Millions of Americans rely on electronic tax filing every year. Although dealing with federal IRS forms can be stressful, filing a return online is much more convenient than handling it by mail. Both federal and state taxes can be tackled with the right software program. As you likely know, these programs follow all guidelines required by the Internal Revenue Service. You simply need to know your annual income, and any expenses you can itemize in order to get a better return. Here are a few terms you should know when filing your personal or business taxes electronically.
Exemptions – This is the amount of money taxpayers can claim for any eligible dependents, such as kids and spouses. Personal and dependency are the two types of exemptions. Each exemption claimed will reduce the amount of income that is subject to tax.
Indirect Tax – A type of tax that can be shifted to others.
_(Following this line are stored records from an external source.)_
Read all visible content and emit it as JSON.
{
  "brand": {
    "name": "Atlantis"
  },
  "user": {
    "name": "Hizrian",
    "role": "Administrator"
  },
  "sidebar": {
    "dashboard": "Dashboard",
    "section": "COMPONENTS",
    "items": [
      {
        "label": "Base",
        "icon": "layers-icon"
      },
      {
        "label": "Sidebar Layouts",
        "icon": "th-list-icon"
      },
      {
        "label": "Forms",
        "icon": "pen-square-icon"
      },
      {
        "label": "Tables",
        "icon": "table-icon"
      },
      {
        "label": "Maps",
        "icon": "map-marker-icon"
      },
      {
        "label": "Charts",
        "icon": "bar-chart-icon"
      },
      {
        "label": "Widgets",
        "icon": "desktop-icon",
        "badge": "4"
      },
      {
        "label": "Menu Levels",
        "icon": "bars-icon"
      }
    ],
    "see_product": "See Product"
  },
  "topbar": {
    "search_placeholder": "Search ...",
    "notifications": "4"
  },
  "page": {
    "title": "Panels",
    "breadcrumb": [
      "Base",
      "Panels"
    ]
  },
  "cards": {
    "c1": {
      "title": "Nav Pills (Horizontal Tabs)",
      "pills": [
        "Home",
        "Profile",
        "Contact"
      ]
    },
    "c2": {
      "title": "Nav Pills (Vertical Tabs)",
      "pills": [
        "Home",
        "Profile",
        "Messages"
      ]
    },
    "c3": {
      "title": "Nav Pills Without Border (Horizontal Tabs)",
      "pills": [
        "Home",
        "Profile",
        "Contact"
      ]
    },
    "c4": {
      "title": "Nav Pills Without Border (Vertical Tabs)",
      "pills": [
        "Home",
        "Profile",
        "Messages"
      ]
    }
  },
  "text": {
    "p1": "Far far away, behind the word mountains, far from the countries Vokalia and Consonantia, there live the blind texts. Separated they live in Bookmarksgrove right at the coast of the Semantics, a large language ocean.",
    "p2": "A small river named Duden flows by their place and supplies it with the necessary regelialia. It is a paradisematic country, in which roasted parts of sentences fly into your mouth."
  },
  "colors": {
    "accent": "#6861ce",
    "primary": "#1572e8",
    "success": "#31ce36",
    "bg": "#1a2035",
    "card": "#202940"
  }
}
This often includes business property taxes, regardless of whether they are state or federal.
Protective Tariff – This refers to a tax that is levied on any imported goods. The purpose of this tariff is to reduce the domestic purchases or consumption of products and goods that are manufactured in foreign lands.
Refundable Credit – If the amount of credit is greater than the state or federal taxes owed to the IRS, a refund or unused credit is given to the taxpayer.
Regressive Tax – This is a tax that takes a greater percentage or portion of income from low-income groups than it does from high-income groups.
Interest Income – The amount of income a person gets from his or her bank accounts or any money he or she has lent out.
Filing taxes every year may seem like a daunting task, but it can be made easy with electronic filing. Taxes are monies owed to the government on one's incomes, property, and sales. You have a choice whether to do your own taxes each April, or hire an accountant or firm to handle them for you. Either way, tax payers can file electronically from a computer to save paper and time.
This alternative to mailing paper returns provides both convenience and accuracy. You can even get your tax refund deposited directly into your account instead of waiting to receive a paper check in the mail. Working in conjunction with the Internal Revenue Service (IRS), this electronic filing system applies to both state and federal tax returns.
In the United States, right around the time of the Civil War, a graduated taxation method began to arise, wherein people paid a percentage of what they made. Things have changed since then in the way people prepare and file taxes. With the advent of electronic filing, or e-filing, which came into being about 20 years ago, it became less cumbersome to prepare and file taxes on the Internet.
Online filing is for individuals who need to submit taxes, small business professionals, and large corporations. The software used may vary by city or state. Your accountant can help you with this endeavor, or you can take care of tax preparation and filing from the comfort of your home.
Once the return is received, a proof of filing is issued to notify the tax payer of his or her status. Online returns feature all the same line items as paper forms, taking into account deductions, income, charitable donations, and the like. Tax payers can also file for deadline extensions if they can't meet the April 15th filing date.